We were approached by the North-Sea office of an international Anglo-Dutch operator in Q2 of 2018. The customer had two separate issues which required dimensional checks to be carried out in order to better understand the repair and rework required to correct and certify the anomalies.
During a local expo, the client had discussed the ability to turn legacy video footage into 3D geometry with his team. This led to an instruction to carry out two pieces of legacy video footage conversion using Viewport3 techniques.
We were selected to carry out the 3D reconstruction and subsequent engineering analysis of the anomalies, and to provide reports to the customer.
- In the first instance, legacy GVI (General Visual Inspection) footage was provided of a subsea ‘Christmas Tree’. Tooling designed to interface with the panel had failed to correctly engage, causing the existing understanding of the ‘socket’ geometry to be called into question.
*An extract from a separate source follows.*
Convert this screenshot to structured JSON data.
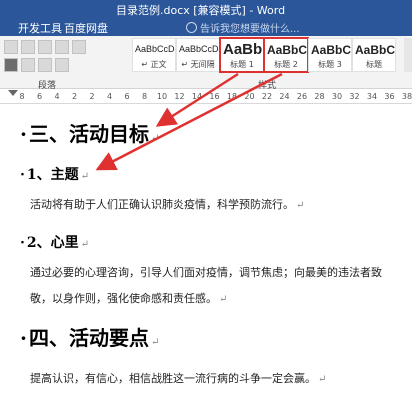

Secondly, the presence of a potential interface clash at the stab-plate panel had also been queried.
- In the second instance, legacy CVI (Close Visual Inspection) footage of a riser clamp arrangement was issued. The internal protective sleeve had slipped, and understanding the distance of this unintended movement was vital in determining the scope or validity of any remedial work.
Unlike 3D capture sessions completed using on-board engineering support, the challenge experienced with legacy video footage is that the capture methods and photographic equipment cannot be improved or affected in any way. The capture is complete, and usually wasn’t taken with 3D reconstruction in mind. The key to realising new value from legacy video data comes from Viewport3’s efforts to optimise the data as far as possible.
Artificial Intelligence, bespoke software work-flows and manual intervention methods exclusive to Viewport3 are applied in order to clean the data, improve the pixel quality, and remove any static obstructions and other objects not intended as part of the reconstruction scene.
During the analysis, the methods and application of scaling to the scene is detailed to the customer, in order to allow them to make their own assessments in terms of the data-set accuracy.
Such are the costs experienced when operating offshore, it is not necessary to remove a great deal of dive, inspection or vessel time from a campaign in order to realise huge value from Viewport3’s legacy video scanning service. Planning activities, interface details and even diver / ROV pilot training can be greatly enhanced to ensure best possible efficiency levels during project execution.
It is also reassuring to clients to know that the video inspection is performed by 3.4u underwater inspector qualified personnel.
The project was completed successfully, and both campaigns benefitted from a clearer understanding of the subsea 3D geometry.
For this project, Viewport3 reconstruction techniques were used to further develop footage that the customer already had, into a high value 3D data-set.
An upcoming inspection campaign included a requirement to collect measurements of the riser-clamp anomaly in a time-consuming fashion. The 3D reconstruction and subsequent analysis completed by Viewport3 provided the dimensional data that such a dive would have collected. Consequently, the inspection could be removed from the campaign, saving offshore time and effort.
For the ROV panel task, the customer had failed to fit an ‘override tool’ to an ROV interface during a trial. Viewport3 were able to reconstruct the 3D geometry from the legacy video footage and provide a dimension details for the area in question. Viewport3 were also able to confirm and show that the suspected interface clash did not exist, and would not hamper efforts to mate the electro-hydraulic stab-plate to the tree interface plate.
The project was very helpful in achieving our goal of demonstrating the value of legacy footage to the oil and gas industry. We have since worked with many legacy video data-sets and are pleased with the positive responses we receive from our often surprised end-customers.
Many of these customers have now gone on to utilise the legacy video service for ongoing projects and commonly look for applicable footage when discussing or assessing subsea work campaigns. Legacy video offers huge value to the decommissioning sector, as we look to better understand subsea hardware to enable us to interface with it to enable retrieval.
The data delivered during these projects provided the customer with a conservative estimated saving of 1-2 offshore / vessel days, for a 4-figure outlay. Alongside the savings in offshore / vessel time is the re-assurance of better understanding the shapes encountered subsea. In many cases, a more assured understanding can negate the need for any contingency plans or equipment to be in place, further helping to control project spend.